Luvelle Brown cited those findings as evidence of the allegations’ inaccuracy and irrelevance. Anjanette Brown said the response was frustrating because she had tried to explicitly state in her petition that she did not want the personal aspects of her disputes with Luvelle to be investigated—just the aspects that could have been violations of his office.
“This is not about Family Court dirty laundry,” she said, and the petition expresses identical sentiment. “This is about a systemic problem in our community. That should be addressed. He was aided and allowed to carry out and blur lines because of his position and authority and that is wrong.”
Shortly after receiving that answer from the Board of Education, Brown sent her lengthy petition to the State Department of Education and the Office of Human Rights. The condensed letter was also sent, authored by Peyi Soyinka-Airewele, a Professor at Ithaca College and member of the Tompkins County Human Rights Commission, as well as Mojubaolu Okome, a professor at CUNY Brooklyn College and Hafsat Abiola, the executive president of Women in Africa Initiative—all of whom appear to have become involved as advocates for Anjanette Brown.
Anjanette said she feels like she had to be the “David to Goliath,” lamenting that it took her years to be more public about the difficulties she’s faced and the problems she alleges. Soyinka-Airewele reiterated that she believes much of the blame should rest with the Board of Education, emphasizing a more systemic problem of lack of oversight and accountability between the Board of Education and the superintendent.
“The school system should be a haven for children, including those whose families might be experiencing turbulence,” the letter states. “Consequently, the school district cannot be hijacked by any administrator or powerbroker who refuses to conduct their affairs without prejudice and bias. (…) We believe an independent investigation will strengthen the Ithaca school district and send a clear message that New York State is indeed committed to ensuring our schools are safe havens for all students irrespective of the power, wealth, gender and other statuses of their parents.”

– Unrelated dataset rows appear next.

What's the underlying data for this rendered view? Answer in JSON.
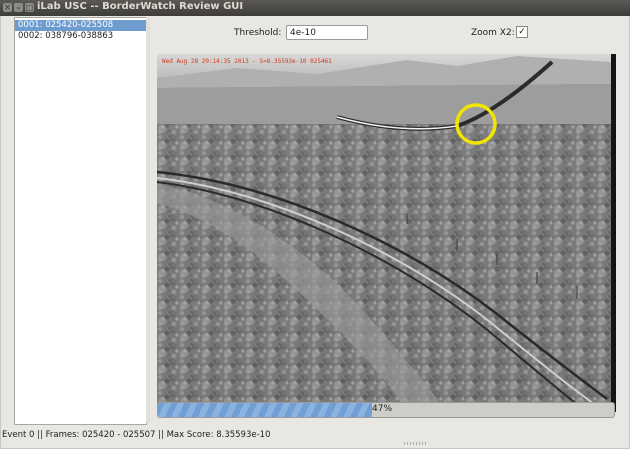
{
  "window": {
    "title": "iLab USC -- BorderWatch Review GUI"
  },
  "events_list": {
    "items": [
      {
        "label": "0001: 025420-025508",
        "selected": true
      },
      {
        "label": "0002: 038796-038863",
        "selected": false
      }
    ]
  },
  "controls": {
    "threshold_label": "Threshold:",
    "threshold_value": "4e-10",
    "zoom_label": "Zoom X2:",
    "zoom_checked": true
  },
  "video": {
    "overlay_text": "Wed Aug 28 20:14:35 2013 - S=8.35593e-10 025461",
    "highlight_color": "#f2e500"
  },
  "progress": {
    "percent": 47,
    "label": "47%"
  },
  "status": {
    "text": "Event 0 || Frames: 025420 - 025507 || Max Score: 8.35593e-10"
  },
  "colors": {
    "selection": "#6e9ccf",
    "progress_fill": "#6f9fd4"
  }
}
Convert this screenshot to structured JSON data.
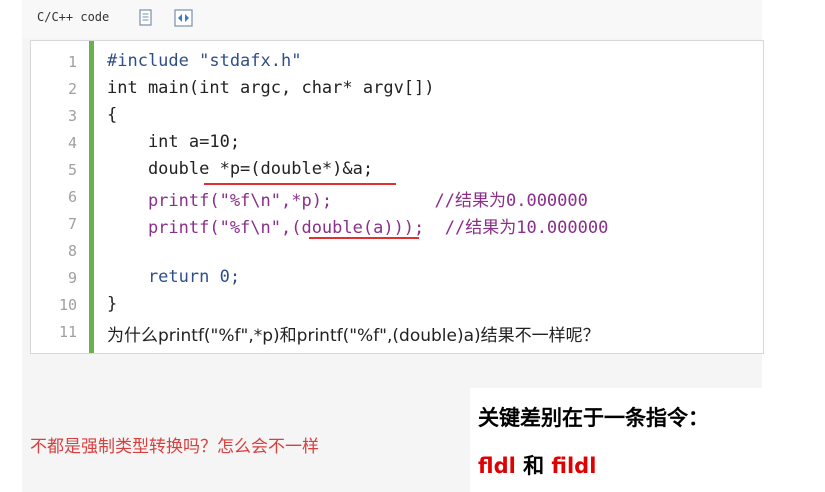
{
  "toolbar": {
    "label": "C/C++ code",
    "icons": [
      "copy-icon",
      "view-source-icon"
    ]
  },
  "code": {
    "line_numbers": [
      "1",
      "2",
      "3",
      "4",
      "5",
      "6",
      "7",
      "8",
      "9",
      "10",
      "11"
    ],
    "lines": [
      "#include \"stdafx.h\"",
      "int main(int argc, char* argv[])",
      "{",
      "    int a=10;",
      "    double *p=(double*)&a;",
      "    printf(\"%f\\n\",*p);          //结果为0.000000",
      "    printf(\"%f\\n\",(double(a)));  //结果为10.000000",
      "",
      "    return 0;",
      "}",
      "为什么printf(\"%f\",*p)和printf(\"%f\",(double)a)结果不一样呢？"
    ]
  },
  "annotations": {
    "bottom_left": "不都是强制类型转换吗？怎么会不一样",
    "key_title": "关键差别在于一条指令：",
    "key_inst_1": "fldl",
    "key_and": " 和 ",
    "key_inst_2": "fildl"
  },
  "colors": {
    "gutter_bar": "#6ab04c",
    "underline": "#e03030",
    "annotation_red": "#d84040",
    "instruction_red": "#e00000"
  }
}
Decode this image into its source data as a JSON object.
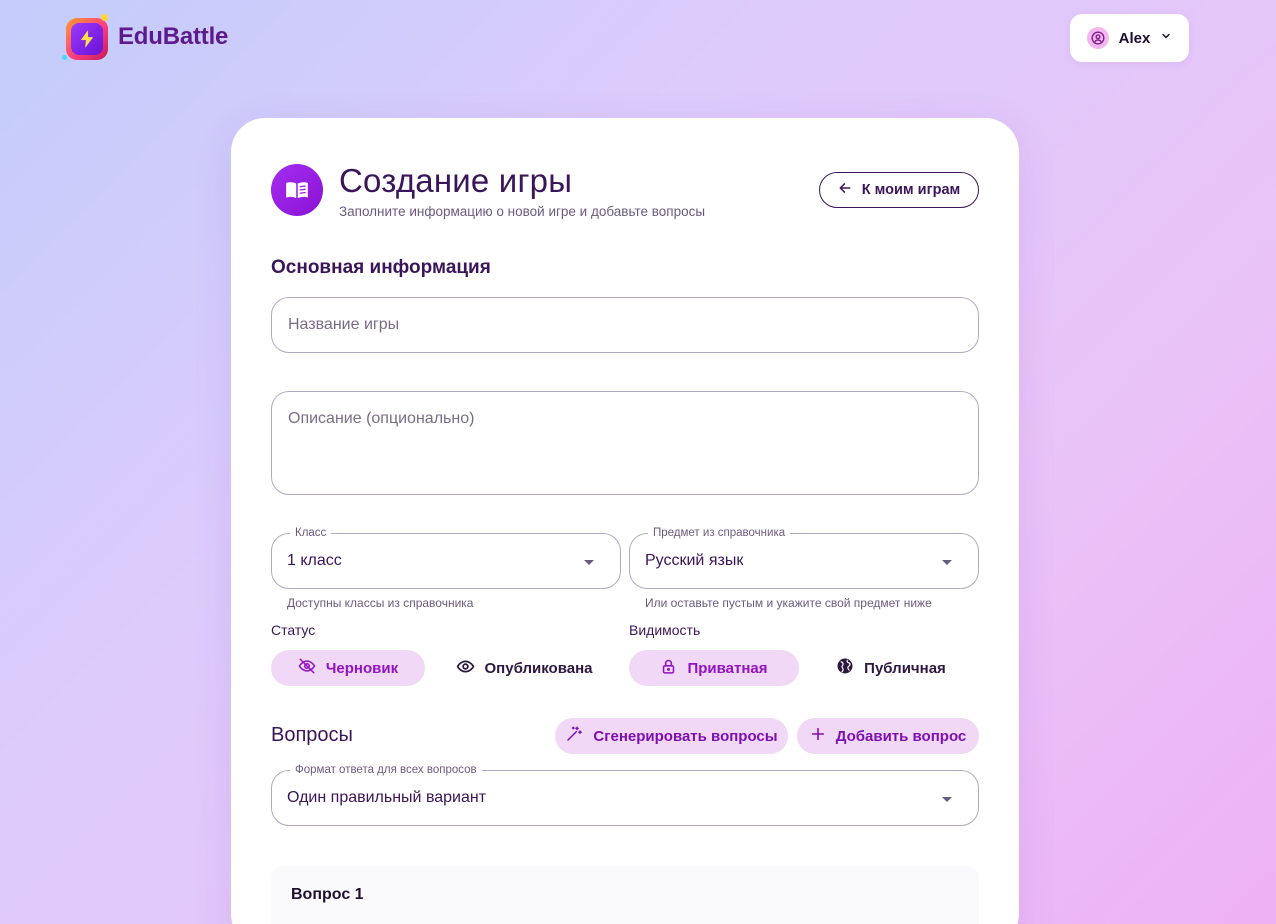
{
  "header": {
    "app_name": "EduBattle",
    "user_name": "Alex"
  },
  "page": {
    "title": "Создание игры",
    "subtitle": "Заполните информацию о новой игре и добавьте вопросы",
    "back_label": "К моим играм"
  },
  "basic_info": {
    "section_title": "Основная информация",
    "name_placeholder": "Название игры",
    "description_placeholder": "Описание (опционально)",
    "class_field": {
      "legend": "Класс",
      "value": "1 класс",
      "helper": "Доступны классы из справочника"
    },
    "subject_field": {
      "legend": "Предмет из справочника",
      "value": "Русский язык",
      "helper": "Или оставьте пустым и укажите свой предмет ниже"
    },
    "status": {
      "label": "Статус",
      "options": [
        {
          "label": "Черновик",
          "icon": "eye-off-icon",
          "active": true
        },
        {
          "label": "Опубликована",
          "icon": "eye-icon",
          "active": false
        }
      ]
    },
    "visibility": {
      "label": "Видимость",
      "options": [
        {
          "label": "Приватная",
          "icon": "lock-icon",
          "active": true
        },
        {
          "label": "Публичная",
          "icon": "globe-icon",
          "active": false
        }
      ]
    }
  },
  "questions": {
    "section_title": "Вопросы",
    "generate_label": "Сгенерировать вопросы",
    "add_label": "Добавить вопрос",
    "format_field": {
      "legend": "Формат ответа для всех вопросов",
      "value": "Один правильный вариант"
    },
    "items": [
      {
        "title": "Вопрос 1"
      }
    ]
  },
  "colors": {
    "accent": "#9213bf",
    "accent_bg": "#f1d8f6",
    "text_dark": "#3b1559"
  }
}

As of Jan. 13, Soyinka-Airewele and Anjanette Brown said they have not heard back from the Department of Education regarding their request.